If a line in the listing below contains "JSON", return that line.

> Records for this exercise
※

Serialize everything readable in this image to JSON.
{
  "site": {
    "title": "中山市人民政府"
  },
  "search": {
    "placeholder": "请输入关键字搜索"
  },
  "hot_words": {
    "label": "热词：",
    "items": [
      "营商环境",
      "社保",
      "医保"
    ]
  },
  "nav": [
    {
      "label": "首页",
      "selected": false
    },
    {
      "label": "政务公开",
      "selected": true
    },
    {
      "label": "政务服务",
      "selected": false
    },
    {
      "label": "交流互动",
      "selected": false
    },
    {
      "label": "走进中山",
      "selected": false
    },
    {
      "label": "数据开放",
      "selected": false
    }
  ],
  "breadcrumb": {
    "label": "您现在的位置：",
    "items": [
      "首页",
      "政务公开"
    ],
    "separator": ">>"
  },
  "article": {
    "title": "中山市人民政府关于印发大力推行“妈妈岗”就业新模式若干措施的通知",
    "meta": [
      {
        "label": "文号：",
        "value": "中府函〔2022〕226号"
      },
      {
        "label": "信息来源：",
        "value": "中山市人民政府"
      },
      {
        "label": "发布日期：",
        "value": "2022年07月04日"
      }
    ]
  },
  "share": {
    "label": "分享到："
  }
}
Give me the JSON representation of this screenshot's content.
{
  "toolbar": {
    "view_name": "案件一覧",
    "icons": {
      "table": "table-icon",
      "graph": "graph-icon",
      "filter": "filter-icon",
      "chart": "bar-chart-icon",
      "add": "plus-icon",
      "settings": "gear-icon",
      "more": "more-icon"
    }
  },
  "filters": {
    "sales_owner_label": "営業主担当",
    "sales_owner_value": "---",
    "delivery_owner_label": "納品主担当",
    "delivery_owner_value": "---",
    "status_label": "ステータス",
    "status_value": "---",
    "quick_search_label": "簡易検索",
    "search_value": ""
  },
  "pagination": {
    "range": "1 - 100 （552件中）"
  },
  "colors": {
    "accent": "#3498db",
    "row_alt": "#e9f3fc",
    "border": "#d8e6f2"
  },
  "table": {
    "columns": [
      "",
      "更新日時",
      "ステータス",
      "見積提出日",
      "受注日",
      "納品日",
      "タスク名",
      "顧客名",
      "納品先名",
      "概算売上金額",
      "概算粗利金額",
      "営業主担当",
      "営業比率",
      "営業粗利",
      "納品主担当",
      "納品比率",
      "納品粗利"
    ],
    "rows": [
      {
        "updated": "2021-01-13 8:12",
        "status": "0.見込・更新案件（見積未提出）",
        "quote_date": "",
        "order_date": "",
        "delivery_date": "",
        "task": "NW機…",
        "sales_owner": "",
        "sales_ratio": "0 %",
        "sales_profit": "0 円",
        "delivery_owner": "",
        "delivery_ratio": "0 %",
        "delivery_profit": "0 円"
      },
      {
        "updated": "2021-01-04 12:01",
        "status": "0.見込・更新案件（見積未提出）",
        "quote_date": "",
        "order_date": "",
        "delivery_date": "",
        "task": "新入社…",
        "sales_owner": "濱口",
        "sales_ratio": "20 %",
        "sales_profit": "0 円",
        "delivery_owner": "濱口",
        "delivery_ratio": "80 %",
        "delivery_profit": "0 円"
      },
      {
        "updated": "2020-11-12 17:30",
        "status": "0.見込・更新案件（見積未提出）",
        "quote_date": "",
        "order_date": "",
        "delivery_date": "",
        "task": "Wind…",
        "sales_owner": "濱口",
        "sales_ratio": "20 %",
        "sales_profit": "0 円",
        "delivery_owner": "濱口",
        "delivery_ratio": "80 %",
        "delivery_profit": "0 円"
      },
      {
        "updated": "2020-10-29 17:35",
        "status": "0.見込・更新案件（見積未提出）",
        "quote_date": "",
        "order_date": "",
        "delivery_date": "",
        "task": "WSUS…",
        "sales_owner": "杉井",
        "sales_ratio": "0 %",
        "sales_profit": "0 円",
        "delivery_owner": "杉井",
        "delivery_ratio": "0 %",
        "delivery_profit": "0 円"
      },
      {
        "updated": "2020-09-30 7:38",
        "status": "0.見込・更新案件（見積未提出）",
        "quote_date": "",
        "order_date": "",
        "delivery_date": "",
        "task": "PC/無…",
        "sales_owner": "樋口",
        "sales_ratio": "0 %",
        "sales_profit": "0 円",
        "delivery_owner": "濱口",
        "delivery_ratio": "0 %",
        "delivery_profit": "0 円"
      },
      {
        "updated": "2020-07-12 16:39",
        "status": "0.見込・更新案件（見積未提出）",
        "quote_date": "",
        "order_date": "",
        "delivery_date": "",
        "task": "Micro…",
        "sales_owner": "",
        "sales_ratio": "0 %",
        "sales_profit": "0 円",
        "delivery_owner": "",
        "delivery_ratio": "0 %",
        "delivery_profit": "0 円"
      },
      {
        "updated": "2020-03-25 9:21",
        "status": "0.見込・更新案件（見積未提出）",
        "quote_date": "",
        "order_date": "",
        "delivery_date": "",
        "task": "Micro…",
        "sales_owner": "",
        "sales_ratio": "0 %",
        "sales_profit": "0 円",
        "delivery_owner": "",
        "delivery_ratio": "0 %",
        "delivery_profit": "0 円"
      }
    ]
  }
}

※

> Solution
Serialize everything readable in this image to JSON.
Give me the JSON representation of this screenshot's content.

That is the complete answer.